* [Task statement] Set every entry down again exactly, excluding any pictures.

Start of Block

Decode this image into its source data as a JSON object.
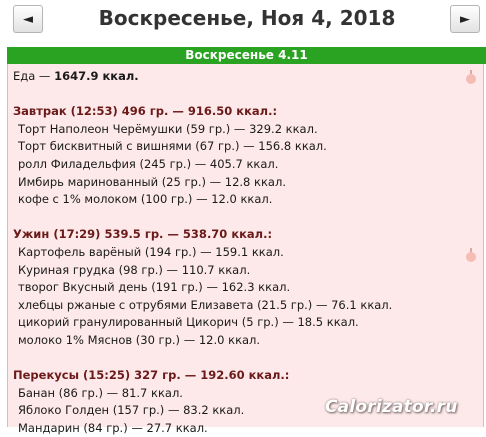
{
  "header": {
    "prev_label": "◄",
    "next_label": "►",
    "date_title": "Воскресенье, Ноя 4, 2018"
  },
  "day": {
    "label": "Воскресенье 4.11",
    "total_label": "Еда — ",
    "total_value": "1647.9 ккал."
  },
  "meals": [
    {
      "header": "Завтрак (12:53) 496 гр. — 916.50 ккал.:",
      "items": [
        "Торт Наполеон Черёмушки (59 гр.) — 329.2 ккал.",
        "Торт бисквитный с вишнями (67 гр.) — 156.8 ккал.",
        "ролл Филадельфия (245 гр.) — 405.7 ккал.",
        "Имбирь маринованный (25 гр.) — 12.8 ккал.",
        "кофе с 1% молоком (100 гр.) — 12.0 ккал."
      ]
    },
    {
      "header": "Ужин (17:29) 539.5 гр. — 538.70 ккал.:",
      "items": [
        "Картофель варёный (194 гр.) — 159.1 ккал.",
        "Куриная грудка (98 гр.) — 110.7 ккал.",
        "творог Вкусный день (191 гр.) — 162.3 ккал.",
        "хлебцы ржаные с отрубями Елизавета (21.5 гр.) — 76.1 ккал.",
        "цикорий гранулированный Цикорич (5 гр.) — 18.5 ккал.",
        "молоко 1% Мяснов (30 гр.) — 12.0 ккал."
      ]
    },
    {
      "header": "Перекусы (15:25) 327 гр. — 192.60 ккал.:",
      "items": [
        "Банан (86 гр.) — 81.7 ккал.",
        "Яблоко Голден (157 гр.) — 83.2 ккал.",
        "Мандарин (84 гр.) — 27.7 ккал."
      ]
    }
  ],
  "watermark": "Calorizator.ru",
  "icons": {
    "apple": "apple-icon"
  },
  "colors": {
    "header_green": "#2aa322",
    "panel_pink": "#fde9e9",
    "meal_header": "#6b1a1a"
  }
}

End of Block

* [Solution for this task]
Decode this image into its source data as a JSON object.
{
  "header": {
    "prev_label": "◄",
    "next_label": "►",
    "date_title": "Воскресенье, Ноя 4, 2018"
  },
  "day": {
    "label": "Воскресенье 4.11",
    "total_label": "Еда — ",
    "total_value": "1647.9 ккал."
  },
  "meals": [
    {
      "header": "Завтрак (12:53) 496 гр. — 916.50 ккал.:",
      "items": [
        "Торт Наполеон Черёмушки (59 гр.) — 329.2 ккал.",
        "Торт бисквитный с вишнями (67 гр.) — 156.8 ккал.",
        "ролл Филадельфия (245 гр.) — 405.7 ккал.",
        "Имбирь маринованный (25 гр.) — 12.8 ккал.",
        "кофе с 1% молоком (100 гр.) — 12.0 ккал."
      ]
    },
    {
      "header": "Ужин (17:29) 539.5 гр. — 538.70 ккал.:",
      "items": [
        "Картофель варёный (194 гр.) — 159.1 ккал.",
        "Куриная грудка (98 гр.) — 110.7 ккал.",
        "творог Вкусный день (191 гр.) — 162.3 ккал.",
        "хлебцы ржаные с отрубями Елизавета (21.5 гр.) — 76.1 ккал.",
        "цикорий гранулированный Цикорич (5 гр.) — 18.5 ккал.",
        "молоко 1% Мяснов (30 гр.) — 12.0 ккал."
      ]
    },
    {
      "header": "Перекусы (15:25) 327 гр. — 192.60 ккал.:",
      "items": [
        "Банан (86 гр.) — 81.7 ккал.",
        "Яблоко Голден (157 гр.) — 83.2 ккал.",
        "Мандарин (84 гр.) — 27.7 ккал."
      ]
    }
  ],
  "watermark": "Calorizator.ru",
  "icons": {
    "apple": "apple-icon"
  },
  "colors": {
    "header_green": "#2aa322",
    "panel_pink": "#fde9e9",
    "meal_header": "#6b1a1a"
  }
}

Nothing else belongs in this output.